In daily life, most people speak one or more varieties of Comorian, the language group indigenous to the Islands. It is closely related to the Swahili of the East African coast. Comorian is typical of a Bantu language with a large number of noun classes and an elaborate set of verb tenses and aspects. For centuries, people have used Arabic script to write Comorian and there is an attempt presently to normalize an orthography for writing the varieties of the language in Roman script.
The rich vocabulary of Comorian has been enhanced by the borrowing of words from many other languages. Since Comorians have been involved in maritime trade for a thousand years or more, they have come into contact with a number of different peoples and their language reflects this contact. Words of Indian, Persian, Arabic, Portuguese, English, and French origin have been added to those of African ancestry.
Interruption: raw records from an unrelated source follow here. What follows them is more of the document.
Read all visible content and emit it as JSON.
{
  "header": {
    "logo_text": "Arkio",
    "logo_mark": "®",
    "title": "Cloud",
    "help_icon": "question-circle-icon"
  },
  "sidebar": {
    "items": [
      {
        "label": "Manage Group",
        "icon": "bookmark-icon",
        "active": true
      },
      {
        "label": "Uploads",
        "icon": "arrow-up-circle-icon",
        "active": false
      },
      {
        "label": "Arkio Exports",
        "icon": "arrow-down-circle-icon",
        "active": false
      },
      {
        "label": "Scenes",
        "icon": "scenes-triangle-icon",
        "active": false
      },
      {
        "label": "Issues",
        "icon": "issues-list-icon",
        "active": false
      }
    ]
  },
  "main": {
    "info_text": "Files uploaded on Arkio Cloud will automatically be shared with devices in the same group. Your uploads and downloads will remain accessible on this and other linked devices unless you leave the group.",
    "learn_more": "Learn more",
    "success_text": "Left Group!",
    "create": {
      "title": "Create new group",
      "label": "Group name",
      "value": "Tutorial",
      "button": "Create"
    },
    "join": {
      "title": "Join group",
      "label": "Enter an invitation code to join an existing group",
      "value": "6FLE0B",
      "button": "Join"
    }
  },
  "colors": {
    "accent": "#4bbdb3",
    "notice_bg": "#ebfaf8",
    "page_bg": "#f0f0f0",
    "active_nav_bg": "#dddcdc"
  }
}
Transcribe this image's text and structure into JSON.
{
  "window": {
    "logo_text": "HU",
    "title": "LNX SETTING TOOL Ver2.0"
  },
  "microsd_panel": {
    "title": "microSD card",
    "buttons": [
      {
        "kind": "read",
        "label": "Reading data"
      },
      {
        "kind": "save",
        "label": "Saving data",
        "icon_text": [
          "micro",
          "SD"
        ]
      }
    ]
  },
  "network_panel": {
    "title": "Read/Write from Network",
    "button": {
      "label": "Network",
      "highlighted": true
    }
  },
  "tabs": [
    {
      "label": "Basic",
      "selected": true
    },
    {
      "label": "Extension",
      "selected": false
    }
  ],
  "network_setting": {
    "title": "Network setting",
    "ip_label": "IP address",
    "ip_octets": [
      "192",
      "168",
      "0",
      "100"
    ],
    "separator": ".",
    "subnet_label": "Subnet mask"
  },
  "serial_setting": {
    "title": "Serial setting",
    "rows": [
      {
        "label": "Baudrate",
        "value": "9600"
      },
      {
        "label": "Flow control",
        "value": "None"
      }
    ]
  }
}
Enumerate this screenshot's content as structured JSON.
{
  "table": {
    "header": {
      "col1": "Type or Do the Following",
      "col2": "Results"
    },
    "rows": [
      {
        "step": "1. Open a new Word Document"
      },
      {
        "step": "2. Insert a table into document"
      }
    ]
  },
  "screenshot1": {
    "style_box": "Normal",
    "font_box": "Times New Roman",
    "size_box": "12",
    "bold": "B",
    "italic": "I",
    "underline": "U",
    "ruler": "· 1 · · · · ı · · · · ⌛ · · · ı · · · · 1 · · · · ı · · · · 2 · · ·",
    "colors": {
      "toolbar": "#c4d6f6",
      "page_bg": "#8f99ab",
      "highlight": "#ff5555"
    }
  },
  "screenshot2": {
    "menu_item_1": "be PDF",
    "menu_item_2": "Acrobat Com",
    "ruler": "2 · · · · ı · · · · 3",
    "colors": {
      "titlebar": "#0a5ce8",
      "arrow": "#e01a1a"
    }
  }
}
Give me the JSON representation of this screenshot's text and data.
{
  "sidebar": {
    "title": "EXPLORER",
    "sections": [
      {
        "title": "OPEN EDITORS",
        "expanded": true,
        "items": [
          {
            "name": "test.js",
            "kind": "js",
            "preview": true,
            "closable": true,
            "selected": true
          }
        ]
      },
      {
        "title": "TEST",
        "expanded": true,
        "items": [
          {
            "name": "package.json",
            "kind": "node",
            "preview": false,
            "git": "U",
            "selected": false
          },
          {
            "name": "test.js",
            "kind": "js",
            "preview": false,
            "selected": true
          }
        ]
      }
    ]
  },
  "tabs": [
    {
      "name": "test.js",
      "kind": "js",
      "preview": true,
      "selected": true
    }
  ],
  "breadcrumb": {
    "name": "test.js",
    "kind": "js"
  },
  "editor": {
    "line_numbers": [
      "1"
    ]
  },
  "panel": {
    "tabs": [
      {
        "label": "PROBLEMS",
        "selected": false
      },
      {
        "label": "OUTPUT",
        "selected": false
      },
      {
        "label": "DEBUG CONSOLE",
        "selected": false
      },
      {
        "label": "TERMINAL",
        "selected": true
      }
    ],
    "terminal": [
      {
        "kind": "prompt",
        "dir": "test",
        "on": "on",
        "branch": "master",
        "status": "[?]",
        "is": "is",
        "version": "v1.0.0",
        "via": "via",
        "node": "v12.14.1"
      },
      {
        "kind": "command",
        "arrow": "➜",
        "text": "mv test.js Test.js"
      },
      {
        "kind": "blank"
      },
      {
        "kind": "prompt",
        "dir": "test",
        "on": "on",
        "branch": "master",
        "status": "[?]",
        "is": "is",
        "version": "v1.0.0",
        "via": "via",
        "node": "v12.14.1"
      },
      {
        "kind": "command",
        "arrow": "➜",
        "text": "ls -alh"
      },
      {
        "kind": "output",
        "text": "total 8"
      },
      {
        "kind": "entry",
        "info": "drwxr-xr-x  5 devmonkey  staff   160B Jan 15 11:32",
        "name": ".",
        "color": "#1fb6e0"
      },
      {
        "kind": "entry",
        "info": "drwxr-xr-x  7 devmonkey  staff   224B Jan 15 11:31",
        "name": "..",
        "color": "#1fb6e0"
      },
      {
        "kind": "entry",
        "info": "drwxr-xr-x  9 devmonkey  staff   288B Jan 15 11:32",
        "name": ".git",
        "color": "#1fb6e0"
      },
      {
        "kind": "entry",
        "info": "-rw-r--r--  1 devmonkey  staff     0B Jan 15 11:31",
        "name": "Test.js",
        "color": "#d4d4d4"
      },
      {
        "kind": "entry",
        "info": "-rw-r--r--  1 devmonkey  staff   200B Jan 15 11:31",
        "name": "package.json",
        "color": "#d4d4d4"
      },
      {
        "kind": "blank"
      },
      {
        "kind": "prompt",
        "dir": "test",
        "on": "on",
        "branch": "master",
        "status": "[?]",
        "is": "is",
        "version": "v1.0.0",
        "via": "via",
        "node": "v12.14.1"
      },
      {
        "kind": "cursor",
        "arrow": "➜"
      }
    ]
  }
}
There are four varieties of Comorian spoken in the Islands: Shingazidja, Shimwali, Shinzwani, and Shimaore. Each one is named for the primary island on which it is spoken. Shingazidja is primarily spoken on Ngazidja, Shinzwani on Nzwani, Shimwali on Mwali, and Shimaore on Maore.
For information about the latest edition of the Comorian-English, English-Comorian
(Shinzwani) Dictionary contact
Banawasi Press, 2301 S Ocean Dr, #2005, Hollywood, FL 33019.
To order a copy click here.